Place of Mud and Clay
Bristling with merlons atop its facade, corner posas and atrium walls, the dramatic hillside church at Zoquizoquipan looms like a medieval citadel above the Barranca de Metztitlan below.
Other features of interest at Zoquizoquipan are its stone crosses.
The Atrium Cross
Cut from uneven sections of squared limestone, the striking cross is mounted on a pyramidal pedestal and a cubic base embellished with corner merlons. Simply carved in bold relief, the cross departs dramatically from the regional pattern as seen at Metztitlan. Here, a variety of Passion symbols is arranged on the front of the neck and shaft, although the ordering of the imagery is unorthodox.

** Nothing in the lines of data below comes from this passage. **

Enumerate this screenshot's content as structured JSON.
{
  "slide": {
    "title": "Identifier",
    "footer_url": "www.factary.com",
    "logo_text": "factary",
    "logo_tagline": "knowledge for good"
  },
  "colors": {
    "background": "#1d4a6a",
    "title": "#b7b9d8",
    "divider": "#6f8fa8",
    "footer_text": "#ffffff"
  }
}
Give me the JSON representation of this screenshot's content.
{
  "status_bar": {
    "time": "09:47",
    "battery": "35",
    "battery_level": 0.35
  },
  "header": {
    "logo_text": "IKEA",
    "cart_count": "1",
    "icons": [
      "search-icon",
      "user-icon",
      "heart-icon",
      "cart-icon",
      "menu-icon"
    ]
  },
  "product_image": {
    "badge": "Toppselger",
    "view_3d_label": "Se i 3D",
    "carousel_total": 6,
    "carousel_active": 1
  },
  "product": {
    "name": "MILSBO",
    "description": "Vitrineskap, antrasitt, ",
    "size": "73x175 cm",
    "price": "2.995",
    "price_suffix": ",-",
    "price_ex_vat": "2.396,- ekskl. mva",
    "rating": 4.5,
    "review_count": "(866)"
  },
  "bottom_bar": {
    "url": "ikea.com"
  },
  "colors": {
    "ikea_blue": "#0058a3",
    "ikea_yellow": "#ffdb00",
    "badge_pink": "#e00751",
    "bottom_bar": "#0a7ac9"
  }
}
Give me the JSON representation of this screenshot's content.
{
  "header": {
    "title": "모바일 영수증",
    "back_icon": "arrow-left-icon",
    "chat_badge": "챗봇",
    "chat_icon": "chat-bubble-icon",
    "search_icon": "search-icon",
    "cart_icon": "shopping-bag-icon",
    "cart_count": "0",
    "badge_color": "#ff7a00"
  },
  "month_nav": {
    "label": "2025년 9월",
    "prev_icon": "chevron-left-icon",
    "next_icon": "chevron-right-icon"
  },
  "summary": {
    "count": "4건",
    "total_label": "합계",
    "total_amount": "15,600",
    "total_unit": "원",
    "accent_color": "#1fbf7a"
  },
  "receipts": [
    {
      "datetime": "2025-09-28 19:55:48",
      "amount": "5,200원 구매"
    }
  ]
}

The ideosyncratic iconography of this vernacular cross suggests a date in the 17th century or later.
The Gable CrossA smaller cross, now mounted atop the church gable, is much more in the regional style, similar to the one above the north doorway at Metztitlan. It sports a prominent knotted Crown of Thorns motif at the axis, with reliefs of outsized, dripping Wounds protruding from the arms and shaft.
A partial INRI scroll angles across the head of the cross which rests on an alfiz like pedestal with a frieze of poma reliefs.
text © 2013 Richard D. Perry. color images by the author and courtesy of Niccolò Brooker
We accept no ads. If you enjoy our posts you may support our efforts